Cities already account for approximately 70-80 percent of the world’s economic growth, and this will only increase as cities continue to grow.
Cities will need partners to help them provide these building blocks for the future. The public sector cannot address these crucial needs alone, and overall official development assistance barely totals three percent of this amount. Cities should begin looking toward innovative financing options and to the private sector.
As the world urbanizes rapidly, – it is estimated that only 1.5% of the world’s land is home to about half of global production.
Such economic concentration is a built-in feature of human settlement development and a key driver of growth. However, while some countries have succeeded in spreading economic benefits to most of their citizens, many other countries have not.
Especially outside the economic centers that concentrate production, there are “lagging areas” with persistent disparities in living standards and a lack of access to basic services and economic opportunities.
Over one billion people live in underserved slums with many disparities from the rest of the city in terms of access to infrastructure and services, tenure security, and vulnerability to disaster risk. A further one billion people live in underdeveloped areas with few job opportunities and public services.
How can countries address the division between the leading and lagging regions?
As discussed at the Ninth Session of the World Urban Forum (WUF9) in Kuala Lumpur, Malaysia,
[Download: World Bank publications on urban development]

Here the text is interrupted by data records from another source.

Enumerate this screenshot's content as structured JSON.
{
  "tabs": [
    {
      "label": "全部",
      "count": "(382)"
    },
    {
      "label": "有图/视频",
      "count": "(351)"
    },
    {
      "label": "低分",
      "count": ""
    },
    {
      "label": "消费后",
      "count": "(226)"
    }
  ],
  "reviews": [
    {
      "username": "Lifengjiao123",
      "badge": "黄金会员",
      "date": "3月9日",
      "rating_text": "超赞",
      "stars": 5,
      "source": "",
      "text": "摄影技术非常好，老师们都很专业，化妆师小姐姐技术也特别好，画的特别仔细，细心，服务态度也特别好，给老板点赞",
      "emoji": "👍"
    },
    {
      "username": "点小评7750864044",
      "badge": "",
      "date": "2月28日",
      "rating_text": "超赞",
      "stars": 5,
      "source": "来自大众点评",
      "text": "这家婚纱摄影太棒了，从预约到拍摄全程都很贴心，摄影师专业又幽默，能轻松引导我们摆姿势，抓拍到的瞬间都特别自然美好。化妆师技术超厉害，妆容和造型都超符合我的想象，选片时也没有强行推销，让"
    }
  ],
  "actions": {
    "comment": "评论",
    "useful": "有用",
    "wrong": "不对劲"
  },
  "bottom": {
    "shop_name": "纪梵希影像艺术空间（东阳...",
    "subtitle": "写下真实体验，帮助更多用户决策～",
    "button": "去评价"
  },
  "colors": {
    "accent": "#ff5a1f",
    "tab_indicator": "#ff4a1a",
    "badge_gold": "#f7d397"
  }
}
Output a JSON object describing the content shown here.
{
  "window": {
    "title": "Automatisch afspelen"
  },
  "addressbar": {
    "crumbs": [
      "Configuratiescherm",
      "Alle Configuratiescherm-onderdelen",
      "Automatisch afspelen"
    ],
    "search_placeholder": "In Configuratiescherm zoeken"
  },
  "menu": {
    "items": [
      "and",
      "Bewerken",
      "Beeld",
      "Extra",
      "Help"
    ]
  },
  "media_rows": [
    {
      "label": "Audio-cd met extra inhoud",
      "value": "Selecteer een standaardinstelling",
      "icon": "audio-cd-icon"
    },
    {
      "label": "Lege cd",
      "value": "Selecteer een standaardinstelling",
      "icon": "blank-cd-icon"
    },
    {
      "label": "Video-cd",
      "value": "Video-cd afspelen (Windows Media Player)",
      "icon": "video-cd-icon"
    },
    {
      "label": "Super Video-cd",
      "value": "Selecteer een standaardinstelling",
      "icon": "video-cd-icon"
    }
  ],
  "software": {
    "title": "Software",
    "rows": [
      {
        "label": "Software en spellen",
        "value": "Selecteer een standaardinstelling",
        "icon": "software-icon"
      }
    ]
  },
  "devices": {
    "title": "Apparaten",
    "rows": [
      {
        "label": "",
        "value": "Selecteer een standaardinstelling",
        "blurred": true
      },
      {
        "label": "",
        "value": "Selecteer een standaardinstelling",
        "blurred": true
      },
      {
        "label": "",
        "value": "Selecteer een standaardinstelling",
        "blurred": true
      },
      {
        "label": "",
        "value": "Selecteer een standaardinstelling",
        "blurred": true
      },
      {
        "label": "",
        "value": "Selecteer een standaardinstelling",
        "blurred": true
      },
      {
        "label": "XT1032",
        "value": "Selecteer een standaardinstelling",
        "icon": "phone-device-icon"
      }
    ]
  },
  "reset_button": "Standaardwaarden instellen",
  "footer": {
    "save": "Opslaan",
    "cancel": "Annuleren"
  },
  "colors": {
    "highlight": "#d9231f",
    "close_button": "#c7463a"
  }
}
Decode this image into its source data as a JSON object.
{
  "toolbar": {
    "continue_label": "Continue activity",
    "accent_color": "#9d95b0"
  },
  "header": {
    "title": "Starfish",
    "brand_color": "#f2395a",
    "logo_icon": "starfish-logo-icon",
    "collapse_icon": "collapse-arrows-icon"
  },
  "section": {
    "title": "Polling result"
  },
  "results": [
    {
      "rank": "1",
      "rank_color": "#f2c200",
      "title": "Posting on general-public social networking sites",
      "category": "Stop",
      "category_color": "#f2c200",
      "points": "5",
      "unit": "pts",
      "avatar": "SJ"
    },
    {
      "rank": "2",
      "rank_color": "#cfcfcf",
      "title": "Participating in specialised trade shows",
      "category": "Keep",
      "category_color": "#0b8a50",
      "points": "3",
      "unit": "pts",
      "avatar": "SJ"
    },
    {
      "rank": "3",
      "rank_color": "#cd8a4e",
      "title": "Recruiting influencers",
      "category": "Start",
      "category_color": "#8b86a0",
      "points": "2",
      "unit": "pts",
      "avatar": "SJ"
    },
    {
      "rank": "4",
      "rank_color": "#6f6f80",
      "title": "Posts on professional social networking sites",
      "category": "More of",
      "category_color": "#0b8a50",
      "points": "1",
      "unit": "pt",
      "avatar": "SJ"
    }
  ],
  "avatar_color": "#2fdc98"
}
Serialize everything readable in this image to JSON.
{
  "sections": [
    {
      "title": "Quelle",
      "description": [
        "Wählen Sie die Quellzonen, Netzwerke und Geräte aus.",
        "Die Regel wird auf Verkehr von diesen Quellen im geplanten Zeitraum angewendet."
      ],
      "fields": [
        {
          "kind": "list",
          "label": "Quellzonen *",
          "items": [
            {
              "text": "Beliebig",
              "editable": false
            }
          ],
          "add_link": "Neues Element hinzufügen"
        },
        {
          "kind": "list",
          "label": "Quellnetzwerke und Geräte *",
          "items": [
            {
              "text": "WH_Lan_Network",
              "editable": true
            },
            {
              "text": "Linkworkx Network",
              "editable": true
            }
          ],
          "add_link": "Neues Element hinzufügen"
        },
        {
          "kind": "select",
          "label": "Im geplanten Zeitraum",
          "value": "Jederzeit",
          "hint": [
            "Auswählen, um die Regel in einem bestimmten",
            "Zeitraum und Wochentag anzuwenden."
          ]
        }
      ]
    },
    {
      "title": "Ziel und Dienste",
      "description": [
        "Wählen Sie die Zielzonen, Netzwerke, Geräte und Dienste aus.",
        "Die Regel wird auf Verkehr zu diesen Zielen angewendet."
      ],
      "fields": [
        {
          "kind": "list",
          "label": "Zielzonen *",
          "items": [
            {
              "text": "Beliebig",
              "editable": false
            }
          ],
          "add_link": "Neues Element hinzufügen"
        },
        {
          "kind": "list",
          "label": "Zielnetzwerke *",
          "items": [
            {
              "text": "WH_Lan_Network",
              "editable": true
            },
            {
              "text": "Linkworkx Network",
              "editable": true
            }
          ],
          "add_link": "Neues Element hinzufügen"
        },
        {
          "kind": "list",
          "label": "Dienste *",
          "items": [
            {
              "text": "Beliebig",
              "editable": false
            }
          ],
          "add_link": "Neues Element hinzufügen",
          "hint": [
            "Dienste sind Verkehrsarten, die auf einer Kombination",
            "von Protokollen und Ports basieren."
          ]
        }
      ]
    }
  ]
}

Typhoon Yolanda (Haiyan), which struck the country in 2013, was considered one of the strongest tropical storms ever to make landfall (at 380 kilometer / hour wind gusts). It caused over 6,300 fatalities and affected 1,472,251 families in 171 cities and municipalities across the 14 provinces in 6 regions. Total damage and loss was estimated at $12.9 billion (Reconstruction Assistance on Yolanda 2013).
The World Bank assessed the post-Yolanda rehabilitation and recovery efforts, and this has resulted in the following recommendations:
It is 7:45 p.m. in Ponto-cho, the historic narrow alley at the core of the Japanese city of Kyoto. Close to the Kaburenjo Theater – where still today Geikos and Maikos (Kyoto Geishas) practice their dances and performances – the traditional adjoining buildings with restaurants and shops are full of guests. Local people, tourists, students… On this Saturday in mid-April, the warm weather brings a lot of people to the streets nearby.
At 7:46 p.m., a M 5.1 earthquake strikes. Seven seconds of swaying. It doesn’t cause major damage, but it is enough to spread panic among a group of tourists. Screams, shoving, confusion… drinks spill, candles fall, people rush.
At 7:49 p.m., the fire starts spreading through the old wooden structures, also threatening the historic theater. Access is difficult due to the narrow streets and panicking crowd.
What happens next?
It could be a fire in the Ponto-cho traditional alley. It could be an earthquake shaking the historic center of Kathmandu (Nepal), the archaeological site of Bagan (Myanmar), or the historic town of Amatrice (Italy). It could be Typhoon Haiyan in the Philippines or Hurricane Irma in the Caribbean, blasting sites with rain, flooding, and gale-force winds.
Cultural heritage assets around the world are at risk. They are often vulnerable due to their age, as well as previous interventions and restorations made without disaster risk or overall site stability in mind. Heritage sites reflect legacies, traditions, and identities. With all this, they carry a large cultural and emotional value of what could be lost – certainly beyond the traditional calculus of economic losses.
In many cases, it is not possible or advisable to conduct reconstruction on cultural heritage sites post-disaster. Therefore, the essence and soul of a cultural heritage site is at risk of being lost forever, making preparedness and preservation even more critical.